**Task description**
Reproduce the records in full. Alter nothing.

**Material for the task**
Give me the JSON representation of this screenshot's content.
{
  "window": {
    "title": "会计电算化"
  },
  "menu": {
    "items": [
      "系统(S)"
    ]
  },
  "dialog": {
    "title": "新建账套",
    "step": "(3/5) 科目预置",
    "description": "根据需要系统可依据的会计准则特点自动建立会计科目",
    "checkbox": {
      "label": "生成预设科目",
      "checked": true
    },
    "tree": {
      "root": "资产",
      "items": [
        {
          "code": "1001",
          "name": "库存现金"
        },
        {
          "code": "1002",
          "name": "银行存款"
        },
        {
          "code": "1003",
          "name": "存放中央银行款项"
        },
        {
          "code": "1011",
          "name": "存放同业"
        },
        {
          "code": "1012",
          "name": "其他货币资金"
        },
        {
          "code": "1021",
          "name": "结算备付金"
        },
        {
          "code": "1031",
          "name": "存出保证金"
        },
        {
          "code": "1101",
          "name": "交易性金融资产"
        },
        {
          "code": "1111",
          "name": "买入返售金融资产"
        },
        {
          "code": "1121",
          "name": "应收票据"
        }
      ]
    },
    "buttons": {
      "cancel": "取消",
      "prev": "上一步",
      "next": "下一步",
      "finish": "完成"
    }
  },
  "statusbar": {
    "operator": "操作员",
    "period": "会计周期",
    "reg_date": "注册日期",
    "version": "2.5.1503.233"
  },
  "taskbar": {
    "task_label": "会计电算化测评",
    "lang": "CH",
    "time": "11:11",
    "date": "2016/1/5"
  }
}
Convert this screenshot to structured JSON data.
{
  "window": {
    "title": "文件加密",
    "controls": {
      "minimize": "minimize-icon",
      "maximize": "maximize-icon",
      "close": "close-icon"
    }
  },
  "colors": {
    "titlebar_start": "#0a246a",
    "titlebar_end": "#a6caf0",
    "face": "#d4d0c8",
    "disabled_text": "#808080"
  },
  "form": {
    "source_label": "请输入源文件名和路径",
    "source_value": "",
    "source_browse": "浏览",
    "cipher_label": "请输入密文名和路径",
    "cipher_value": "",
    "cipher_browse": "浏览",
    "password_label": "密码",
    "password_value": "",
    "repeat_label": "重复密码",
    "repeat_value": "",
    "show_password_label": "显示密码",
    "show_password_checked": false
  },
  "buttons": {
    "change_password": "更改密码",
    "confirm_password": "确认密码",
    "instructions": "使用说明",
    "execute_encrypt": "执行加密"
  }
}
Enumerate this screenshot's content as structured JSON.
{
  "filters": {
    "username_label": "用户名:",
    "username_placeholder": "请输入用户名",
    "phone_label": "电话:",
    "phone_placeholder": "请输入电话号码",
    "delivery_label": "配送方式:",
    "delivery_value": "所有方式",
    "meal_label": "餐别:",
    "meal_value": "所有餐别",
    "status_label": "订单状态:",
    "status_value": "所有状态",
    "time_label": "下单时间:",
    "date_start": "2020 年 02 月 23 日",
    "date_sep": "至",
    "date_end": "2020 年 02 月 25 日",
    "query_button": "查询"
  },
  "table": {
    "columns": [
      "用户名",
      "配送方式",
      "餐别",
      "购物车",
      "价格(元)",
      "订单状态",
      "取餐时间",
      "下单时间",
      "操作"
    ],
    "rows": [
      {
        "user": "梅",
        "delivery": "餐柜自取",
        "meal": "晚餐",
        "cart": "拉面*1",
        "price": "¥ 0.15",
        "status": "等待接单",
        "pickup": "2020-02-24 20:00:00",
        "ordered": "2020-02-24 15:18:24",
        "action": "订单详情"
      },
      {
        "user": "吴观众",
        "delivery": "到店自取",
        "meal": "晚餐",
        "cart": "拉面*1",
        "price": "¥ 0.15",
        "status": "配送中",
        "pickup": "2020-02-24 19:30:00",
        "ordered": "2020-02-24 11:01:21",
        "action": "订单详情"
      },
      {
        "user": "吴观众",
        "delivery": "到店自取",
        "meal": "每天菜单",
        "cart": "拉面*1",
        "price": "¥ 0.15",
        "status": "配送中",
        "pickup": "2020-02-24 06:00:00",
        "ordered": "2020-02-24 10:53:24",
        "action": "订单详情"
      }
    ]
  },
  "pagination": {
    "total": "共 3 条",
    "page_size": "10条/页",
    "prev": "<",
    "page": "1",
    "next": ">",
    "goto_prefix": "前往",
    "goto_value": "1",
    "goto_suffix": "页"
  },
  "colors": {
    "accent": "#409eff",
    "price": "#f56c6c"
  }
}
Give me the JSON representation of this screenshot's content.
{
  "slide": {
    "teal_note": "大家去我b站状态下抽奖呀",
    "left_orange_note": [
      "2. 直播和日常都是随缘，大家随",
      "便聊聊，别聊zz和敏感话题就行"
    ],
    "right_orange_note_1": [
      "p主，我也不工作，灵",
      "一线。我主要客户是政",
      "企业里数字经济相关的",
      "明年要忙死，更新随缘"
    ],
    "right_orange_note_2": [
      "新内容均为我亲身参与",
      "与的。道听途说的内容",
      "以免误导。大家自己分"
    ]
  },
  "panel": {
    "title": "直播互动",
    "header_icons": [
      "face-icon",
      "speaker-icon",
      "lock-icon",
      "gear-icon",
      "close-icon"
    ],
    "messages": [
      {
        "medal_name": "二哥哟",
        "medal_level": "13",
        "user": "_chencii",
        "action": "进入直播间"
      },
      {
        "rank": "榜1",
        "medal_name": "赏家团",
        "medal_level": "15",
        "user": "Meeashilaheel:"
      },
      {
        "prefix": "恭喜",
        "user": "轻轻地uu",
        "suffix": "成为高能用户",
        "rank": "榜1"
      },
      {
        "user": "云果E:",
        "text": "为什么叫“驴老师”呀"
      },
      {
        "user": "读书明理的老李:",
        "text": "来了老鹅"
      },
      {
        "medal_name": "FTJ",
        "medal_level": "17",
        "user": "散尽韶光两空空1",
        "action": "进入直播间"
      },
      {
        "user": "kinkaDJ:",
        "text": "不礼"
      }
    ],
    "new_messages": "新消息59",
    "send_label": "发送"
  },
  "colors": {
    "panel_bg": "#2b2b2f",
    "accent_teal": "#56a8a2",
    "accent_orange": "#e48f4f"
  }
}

**Response**
Give me the JSON representation of this screenshot's content.
{
  "window": {
    "title": "会计电算化"
  },
  "menu": {
    "items": [
      "系统(S)"
    ]
  },
  "dialog": {
    "title": "新建账套",
    "step": "(3/5) 科目预置",
    "description": "根据需要系统可依据的会计准则特点自动建立会计科目",
    "checkbox": {
      "label": "生成预设科目",
      "checked": true
    },
    "tree": {
      "root": "资产",
      "items": [
        {
          "code": "1001",
          "name": "库存现金"
        },
        {
          "code": "1002",
          "name": "银行存款"
        },
        {
          "code": "1003",
          "name": "存放中央银行款项"
        },
        {
          "code": "1011",
          "name": "存放同业"
        },
        {
          "code": "1012",
          "name": "其他货币资金"
        },
        {
          "code": "1021",
          "name": "结算备付金"
        },
        {
          "code": "1031",
          "name": "存出保证金"
        },
        {
          "code": "1101",
          "name": "交易性金融资产"
        },
        {
          "code": "1111",
          "name": "买入返售金融资产"
        },
        {
          "code": "1121",
          "name": "应收票据"
        }
      ]
    },
    "buttons": {
      "cancel": "取消",
      "prev": "上一步",
      "next": "下一步",
      "finish": "完成"
    }
  },
  "statusbar": {
    "operator": "操作员",
    "period": "会计周期",
    "reg_date": "注册日期",
    "version": "2.5.1503.233"
  },
  "taskbar": {
    "task_label": "会计电算化测评",
    "lang": "CH",
    "time": "11:11",
    "date": "2016/1/5"
  }
}
Convert this screenshot to structured JSON data.
{
  "window": {
    "title": "文件加密",
    "controls": {
      "minimize": "minimize-icon",
      "maximize": "maximize-icon",
      "close": "close-icon"
    }
  },
  "colors": {
    "titlebar_start": "#0a246a",
    "titlebar_end": "#a6caf0",
    "face": "#d4d0c8",
    "disabled_text": "#808080"
  },
  "form": {
    "source_label": "请输入源文件名和路径",
    "source_value": "",
    "source_browse": "浏览",
    "cipher_label": "请输入密文名和路径",
    "cipher_value": "",
    "cipher_browse": "浏览",
    "password_label": "密码",
    "password_value": "",
    "repeat_label": "重复密码",
    "repeat_value": "",
    "show_password_label": "显示密码",
    "show_password_checked": false
  },
  "buttons": {
    "change_password": "更改密码",
    "confirm_password": "确认密码",
    "instructions": "使用说明",
    "execute_encrypt": "执行加密"
  }
}
Enumerate this screenshot's content as structured JSON.
{
  "filters": {
    "username_label": "用户名:",
    "username_placeholder": "请输入用户名",
    "phone_label": "电话:",
    "phone_placeholder": "请输入电话号码",
    "delivery_label": "配送方式:",
    "delivery_value": "所有方式",
    "meal_label": "餐别:",
    "meal_value": "所有餐别",
    "status_label": "订单状态:",
    "status_value": "所有状态",
    "time_label": "下单时间:",
    "date_start": "2020 年 02 月 23 日",
    "date_sep": "至",
    "date_end": "2020 年 02 月 25 日",
    "query_button": "查询"
  },
  "table": {
    "columns": [
      "用户名",
      "配送方式",
      "餐别",
      "购物车",
      "价格(元)",
      "订单状态",
      "取餐时间",
      "下单时间",
      "操作"
    ],
    "rows": [
      {
        "user": "梅",
        "delivery": "餐柜自取",
        "meal": "晚餐",
        "cart": "拉面*1",
        "price": "¥ 0.15",
        "status": "等待接单",
        "pickup": "2020-02-24 20:00:00",
        "ordered": "2020-02-24 15:18:24",
        "action": "订单详情"
      },
      {
        "user": "吴观众",
        "delivery": "到店自取",
        "meal": "晚餐",
        "cart": "拉面*1",
        "price": "¥ 0.15",
        "status": "配送中",
        "pickup": "2020-02-24 19:30:00",
        "ordered": "2020-02-24 11:01:21",
        "action": "订单详情"
      },
      {
        "user": "吴观众",
        "delivery": "到店自取",
        "meal": "每天菜单",
        "cart": "拉面*1",
        "price": "¥ 0.15",
        "status": "配送中",
        "pickup": "2020-02-24 06:00:00",
        "ordered": "2020-02-24 10:53:24",
        "action": "订单详情"
      }
    ]
  },
  "pagination": {
    "total": "共 3 条",
    "page_size": "10条/页",
    "prev": "<",
    "page": "1",
    "next": ">",
    "goto_prefix": "前往",
    "goto_value": "1",
    "goto_suffix": "页"
  },
  "colors": {
    "accent": "#409eff",
    "price": "#f56c6c"
  }
}
Give me the JSON representation of this screenshot's content.
{
  "slide": {
    "teal_note": "大家去我b站状态下抽奖呀",
    "left_orange_note": [
      "2. 直播和日常都是随缘，大家随",
      "便聊聊，别聊zz和敏感话题就行"
    ],
    "right_orange_note_1": [
      "p主，我也不工作，灵",
      "一线。我主要客户是政",
      "企业里数字经济相关的",
      "明年要忙死，更新随缘"
    ],
    "right_orange_note_2": [
      "新内容均为我亲身参与",
      "与的。道听途说的内容",
      "以免误导。大家自己分"
    ]
  },
  "panel": {
    "title": "直播互动",
    "header_icons": [
      "face-icon",
      "speaker-icon",
      "lock-icon",
      "gear-icon",
      "close-icon"
    ],
    "messages": [
      {
        "medal_name": "二哥哟",
        "medal_level": "13",
        "user": "_chencii",
        "action": "进入直播间"
      },
      {
        "rank": "榜1",
        "medal_name": "赏家团",
        "medal_level": "15",
        "user": "Meeashilaheel:"
      },
      {
        "prefix": "恭喜",
        "user": "轻轻地uu",
        "suffix": "成为高能用户",
        "rank": "榜1"
      },
      {
        "user": "云果E:",
        "text": "为什么叫“驴老师”呀"
      },
      {
        "user": "读书明理的老李:",
        "text": "来了老鹅"
      },
      {
        "medal_name": "FTJ",
        "medal_level": "17",
        "user": "散尽韶光两空空1",
        "action": "进入直播间"
      },
      {
        "user": "kinkaDJ:",
        "text": "不礼"
      }
    ],
    "new_messages": "新消息59",
    "send_label": "发送"
  },
  "colors": {
    "panel_bg": "#2b2b2f",
    "accent_teal": "#56a8a2",
    "accent_orange": "#e48f4f"
  }
}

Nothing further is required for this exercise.